Multimodal perception of rhythm, time and illusory time
How does the brain keep track of and make meaning out of temporal information to produce stable percepts of the world?
The Risset Illusion
The Risset illusion subproject uses MRI to investigate how the brain responds to an illusory change in tempo. This illusion may help us understand how predictions can influence the sensory system and override the characteristics of the actual physical stimuli.
Tempo is an MRI sub project where we investigate how changes in tempo and rhythmic quality is perceived. The experiments is set up to study how the brain tracks changes and predict temporal regularities. In particular, we are interested in how the brain make sense of linear and nonlinear changes like regular accelerations in tempo relative to nonlinear changes.
The flash lag illusion
We also study the flash lag illusion or flash-lag effect as a fundamental perceptual illusion in the temporal domain. In the classic example, a moving object (e.g., a shifting or rotating line) that at a specific time is physically in the same location of another briefly occurring object (i.e. the flashing of another non-moving line) are perceived to be displaced from one another. In the multimodal version, a visually moving object can be in the same location of another object while a brief sound is played (e.g., a click) and also these two are perceived to be displaced from one another.
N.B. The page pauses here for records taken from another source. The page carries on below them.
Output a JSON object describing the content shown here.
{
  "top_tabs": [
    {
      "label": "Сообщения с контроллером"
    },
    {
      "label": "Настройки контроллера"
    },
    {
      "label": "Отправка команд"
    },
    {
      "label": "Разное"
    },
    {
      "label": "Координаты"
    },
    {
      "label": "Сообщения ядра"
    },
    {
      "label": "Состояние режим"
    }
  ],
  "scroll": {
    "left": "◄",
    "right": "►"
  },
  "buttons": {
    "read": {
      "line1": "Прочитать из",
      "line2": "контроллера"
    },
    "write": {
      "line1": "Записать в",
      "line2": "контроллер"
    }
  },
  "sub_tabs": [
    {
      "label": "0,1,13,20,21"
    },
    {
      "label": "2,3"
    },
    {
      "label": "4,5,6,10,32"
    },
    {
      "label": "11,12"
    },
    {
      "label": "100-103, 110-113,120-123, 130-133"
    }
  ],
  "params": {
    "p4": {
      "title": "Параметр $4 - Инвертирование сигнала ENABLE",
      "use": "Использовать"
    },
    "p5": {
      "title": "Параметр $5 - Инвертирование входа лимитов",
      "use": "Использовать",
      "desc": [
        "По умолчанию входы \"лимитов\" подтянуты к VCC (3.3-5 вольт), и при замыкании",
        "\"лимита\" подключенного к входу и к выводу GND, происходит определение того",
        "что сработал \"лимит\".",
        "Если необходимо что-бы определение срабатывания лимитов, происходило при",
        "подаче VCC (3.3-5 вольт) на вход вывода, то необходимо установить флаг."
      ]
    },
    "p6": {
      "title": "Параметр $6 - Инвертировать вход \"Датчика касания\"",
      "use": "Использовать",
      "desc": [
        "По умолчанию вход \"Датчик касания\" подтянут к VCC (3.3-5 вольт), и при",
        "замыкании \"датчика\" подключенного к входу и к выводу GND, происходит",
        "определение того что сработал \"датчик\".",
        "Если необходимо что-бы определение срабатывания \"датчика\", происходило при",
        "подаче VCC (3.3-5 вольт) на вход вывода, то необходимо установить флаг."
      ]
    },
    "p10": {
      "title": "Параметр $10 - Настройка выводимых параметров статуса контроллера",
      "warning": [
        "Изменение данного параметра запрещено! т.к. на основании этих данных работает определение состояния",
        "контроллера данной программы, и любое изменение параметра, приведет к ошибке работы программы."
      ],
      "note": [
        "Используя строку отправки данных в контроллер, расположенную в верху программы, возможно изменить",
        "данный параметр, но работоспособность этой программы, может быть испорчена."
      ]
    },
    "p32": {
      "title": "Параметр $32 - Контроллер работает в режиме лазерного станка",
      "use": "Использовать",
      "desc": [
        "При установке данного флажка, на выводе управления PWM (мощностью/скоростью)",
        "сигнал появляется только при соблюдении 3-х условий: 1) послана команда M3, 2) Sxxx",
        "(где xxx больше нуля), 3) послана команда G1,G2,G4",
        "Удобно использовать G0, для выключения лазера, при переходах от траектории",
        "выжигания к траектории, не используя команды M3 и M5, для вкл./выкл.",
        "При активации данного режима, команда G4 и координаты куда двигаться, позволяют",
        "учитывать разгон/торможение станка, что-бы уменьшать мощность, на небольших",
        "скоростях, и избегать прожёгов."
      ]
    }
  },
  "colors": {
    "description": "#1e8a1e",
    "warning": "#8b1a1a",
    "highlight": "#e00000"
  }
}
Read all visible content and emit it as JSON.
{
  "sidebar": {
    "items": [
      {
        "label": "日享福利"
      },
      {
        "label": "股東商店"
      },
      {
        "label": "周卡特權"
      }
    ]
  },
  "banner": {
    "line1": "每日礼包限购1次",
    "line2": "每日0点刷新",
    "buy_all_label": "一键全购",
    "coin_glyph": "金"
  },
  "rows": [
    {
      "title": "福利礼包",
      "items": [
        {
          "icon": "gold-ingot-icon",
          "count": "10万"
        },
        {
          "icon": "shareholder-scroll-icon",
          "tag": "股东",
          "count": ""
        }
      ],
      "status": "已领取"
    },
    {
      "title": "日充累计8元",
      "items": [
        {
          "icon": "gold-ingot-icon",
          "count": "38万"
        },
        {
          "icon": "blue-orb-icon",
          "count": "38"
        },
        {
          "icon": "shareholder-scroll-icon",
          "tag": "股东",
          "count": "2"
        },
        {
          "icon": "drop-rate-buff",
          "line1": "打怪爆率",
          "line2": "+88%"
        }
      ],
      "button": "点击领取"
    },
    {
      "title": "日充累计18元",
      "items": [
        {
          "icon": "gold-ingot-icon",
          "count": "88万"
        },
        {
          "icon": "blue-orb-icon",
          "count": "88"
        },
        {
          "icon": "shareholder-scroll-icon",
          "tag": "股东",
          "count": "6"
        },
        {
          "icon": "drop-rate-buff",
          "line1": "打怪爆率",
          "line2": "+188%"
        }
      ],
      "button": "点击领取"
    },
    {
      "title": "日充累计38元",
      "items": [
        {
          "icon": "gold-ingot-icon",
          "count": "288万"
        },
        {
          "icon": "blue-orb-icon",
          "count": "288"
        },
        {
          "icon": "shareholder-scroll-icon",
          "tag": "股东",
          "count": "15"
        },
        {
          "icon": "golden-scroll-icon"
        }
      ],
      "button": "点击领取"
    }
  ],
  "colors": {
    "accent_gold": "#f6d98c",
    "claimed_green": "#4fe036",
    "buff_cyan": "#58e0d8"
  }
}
These illusions are of interest because they reveal the manner in which the perceptual system deals with predicted versus unpredicted events, exposing how perception often represent in the ‘now’ what will happen in the future. Hence, despite all processing of information is necessarily about the past, we see or hear the future in order to represent and react in the present.